The word "icon" occurs in some of the lines below; copy each of those lines.

> [Information provided]
────
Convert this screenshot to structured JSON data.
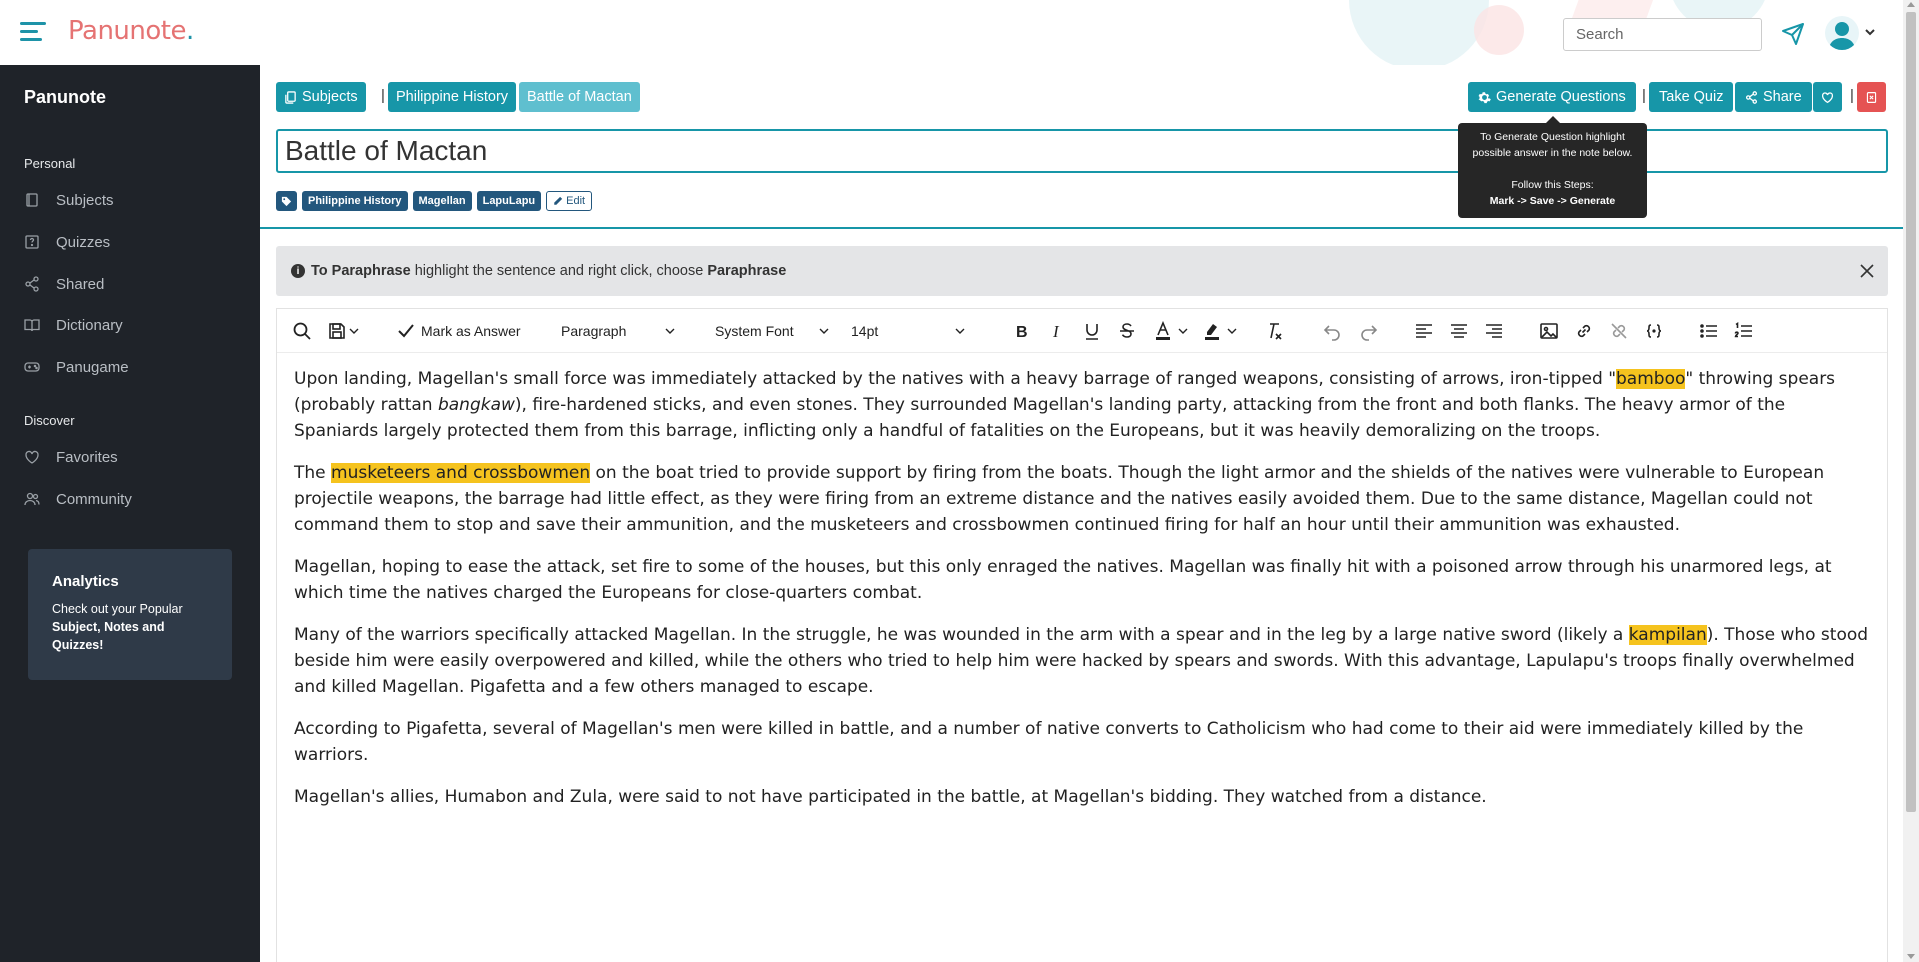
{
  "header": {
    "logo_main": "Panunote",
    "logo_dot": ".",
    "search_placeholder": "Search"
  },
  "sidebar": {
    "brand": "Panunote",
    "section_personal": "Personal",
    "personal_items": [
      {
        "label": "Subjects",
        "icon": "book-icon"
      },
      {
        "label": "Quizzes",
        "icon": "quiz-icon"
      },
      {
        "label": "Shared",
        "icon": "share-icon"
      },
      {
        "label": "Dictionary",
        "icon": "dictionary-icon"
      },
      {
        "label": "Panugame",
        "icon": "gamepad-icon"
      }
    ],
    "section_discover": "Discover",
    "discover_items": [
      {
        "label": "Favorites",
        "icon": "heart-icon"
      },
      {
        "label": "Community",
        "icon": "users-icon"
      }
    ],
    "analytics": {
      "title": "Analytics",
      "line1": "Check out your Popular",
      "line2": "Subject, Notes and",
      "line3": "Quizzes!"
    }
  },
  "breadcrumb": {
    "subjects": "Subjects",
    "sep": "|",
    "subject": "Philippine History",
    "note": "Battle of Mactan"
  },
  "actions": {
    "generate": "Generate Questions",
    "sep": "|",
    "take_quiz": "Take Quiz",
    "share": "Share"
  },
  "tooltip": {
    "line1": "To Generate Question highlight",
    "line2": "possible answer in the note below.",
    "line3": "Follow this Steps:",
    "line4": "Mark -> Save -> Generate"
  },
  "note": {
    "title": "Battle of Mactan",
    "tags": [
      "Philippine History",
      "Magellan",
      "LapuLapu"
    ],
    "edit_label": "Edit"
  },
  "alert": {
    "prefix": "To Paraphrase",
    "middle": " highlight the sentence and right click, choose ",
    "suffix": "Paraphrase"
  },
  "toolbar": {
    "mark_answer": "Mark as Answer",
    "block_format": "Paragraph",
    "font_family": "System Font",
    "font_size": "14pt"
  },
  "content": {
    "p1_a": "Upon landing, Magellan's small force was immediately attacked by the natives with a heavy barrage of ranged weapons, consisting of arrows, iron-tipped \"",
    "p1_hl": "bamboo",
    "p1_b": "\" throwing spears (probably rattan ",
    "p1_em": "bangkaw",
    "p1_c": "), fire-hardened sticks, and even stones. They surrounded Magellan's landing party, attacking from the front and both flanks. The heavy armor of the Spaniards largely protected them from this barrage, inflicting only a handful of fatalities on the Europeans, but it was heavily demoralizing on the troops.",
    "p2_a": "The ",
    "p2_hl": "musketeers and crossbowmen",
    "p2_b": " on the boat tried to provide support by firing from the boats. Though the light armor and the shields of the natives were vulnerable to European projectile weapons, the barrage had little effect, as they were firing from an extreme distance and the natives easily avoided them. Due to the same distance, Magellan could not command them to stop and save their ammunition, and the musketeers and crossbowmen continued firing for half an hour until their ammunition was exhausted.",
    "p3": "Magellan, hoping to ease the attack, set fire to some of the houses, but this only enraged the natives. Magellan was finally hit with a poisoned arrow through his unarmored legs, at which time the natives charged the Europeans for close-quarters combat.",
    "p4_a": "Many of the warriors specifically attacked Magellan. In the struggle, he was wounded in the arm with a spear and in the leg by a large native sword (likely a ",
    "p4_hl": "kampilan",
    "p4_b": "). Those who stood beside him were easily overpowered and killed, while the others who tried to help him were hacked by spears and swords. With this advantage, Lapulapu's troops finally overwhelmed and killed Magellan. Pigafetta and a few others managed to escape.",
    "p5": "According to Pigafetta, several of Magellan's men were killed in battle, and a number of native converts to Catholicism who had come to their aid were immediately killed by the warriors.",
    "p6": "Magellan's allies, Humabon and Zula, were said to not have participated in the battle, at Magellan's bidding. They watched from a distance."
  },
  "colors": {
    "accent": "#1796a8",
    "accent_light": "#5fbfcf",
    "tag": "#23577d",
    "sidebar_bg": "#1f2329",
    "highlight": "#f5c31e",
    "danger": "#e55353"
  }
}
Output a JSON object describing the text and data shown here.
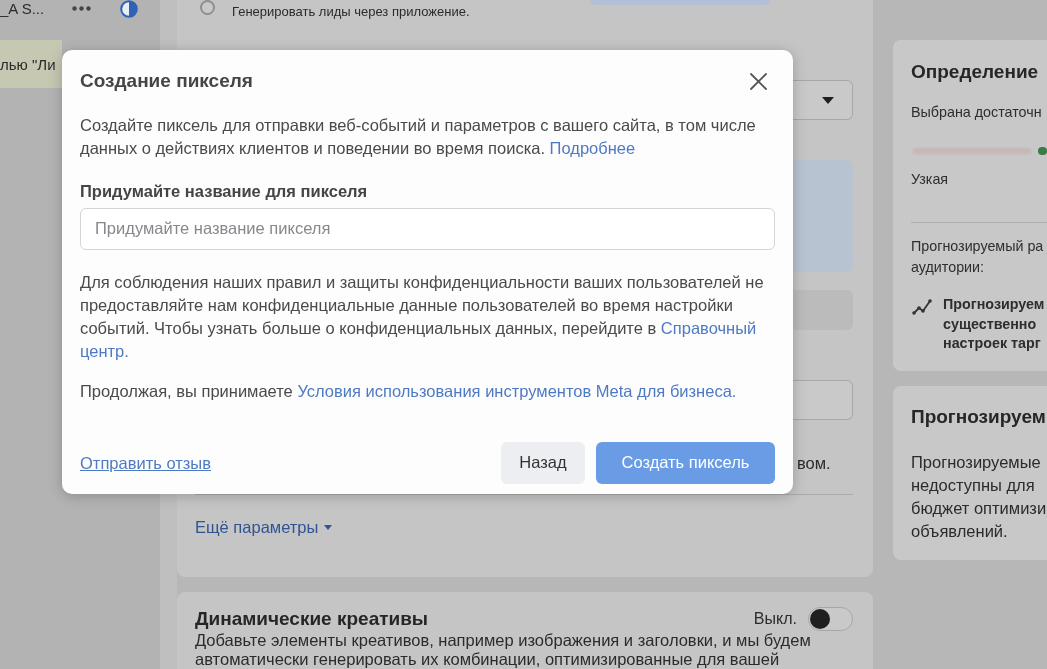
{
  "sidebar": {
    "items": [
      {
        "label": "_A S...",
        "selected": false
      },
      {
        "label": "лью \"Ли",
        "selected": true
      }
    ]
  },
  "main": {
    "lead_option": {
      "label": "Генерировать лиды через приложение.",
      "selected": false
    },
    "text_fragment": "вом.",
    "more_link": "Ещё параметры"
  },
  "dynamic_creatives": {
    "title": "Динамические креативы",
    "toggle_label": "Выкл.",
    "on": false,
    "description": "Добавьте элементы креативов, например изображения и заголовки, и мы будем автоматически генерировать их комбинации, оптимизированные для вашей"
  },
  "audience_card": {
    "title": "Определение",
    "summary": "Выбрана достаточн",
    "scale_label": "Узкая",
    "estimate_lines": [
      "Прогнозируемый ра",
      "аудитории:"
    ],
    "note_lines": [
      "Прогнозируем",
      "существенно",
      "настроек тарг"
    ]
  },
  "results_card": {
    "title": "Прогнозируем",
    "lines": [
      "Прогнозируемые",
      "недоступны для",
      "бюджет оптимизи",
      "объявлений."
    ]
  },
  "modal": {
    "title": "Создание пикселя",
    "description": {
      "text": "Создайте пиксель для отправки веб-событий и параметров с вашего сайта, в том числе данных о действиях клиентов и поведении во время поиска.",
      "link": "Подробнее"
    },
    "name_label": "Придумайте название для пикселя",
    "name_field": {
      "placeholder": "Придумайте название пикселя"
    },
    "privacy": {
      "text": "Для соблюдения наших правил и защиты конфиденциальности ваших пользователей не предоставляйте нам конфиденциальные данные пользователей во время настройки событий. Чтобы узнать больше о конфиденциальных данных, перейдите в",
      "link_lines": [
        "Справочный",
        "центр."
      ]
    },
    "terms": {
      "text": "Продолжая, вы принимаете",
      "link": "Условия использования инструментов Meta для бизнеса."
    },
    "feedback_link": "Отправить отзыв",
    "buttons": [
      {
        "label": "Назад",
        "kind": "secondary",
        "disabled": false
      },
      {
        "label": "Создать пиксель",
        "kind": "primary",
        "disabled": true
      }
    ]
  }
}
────
> [Response to the exercise]
        "icon": "book-icon"
        "icon": "quiz-icon"
        "icon": "share-icon"
        "icon": "dictionary-icon"
        "icon": "gamepad-icon"
        "icon": "heart-icon"
        "icon": "users-icon"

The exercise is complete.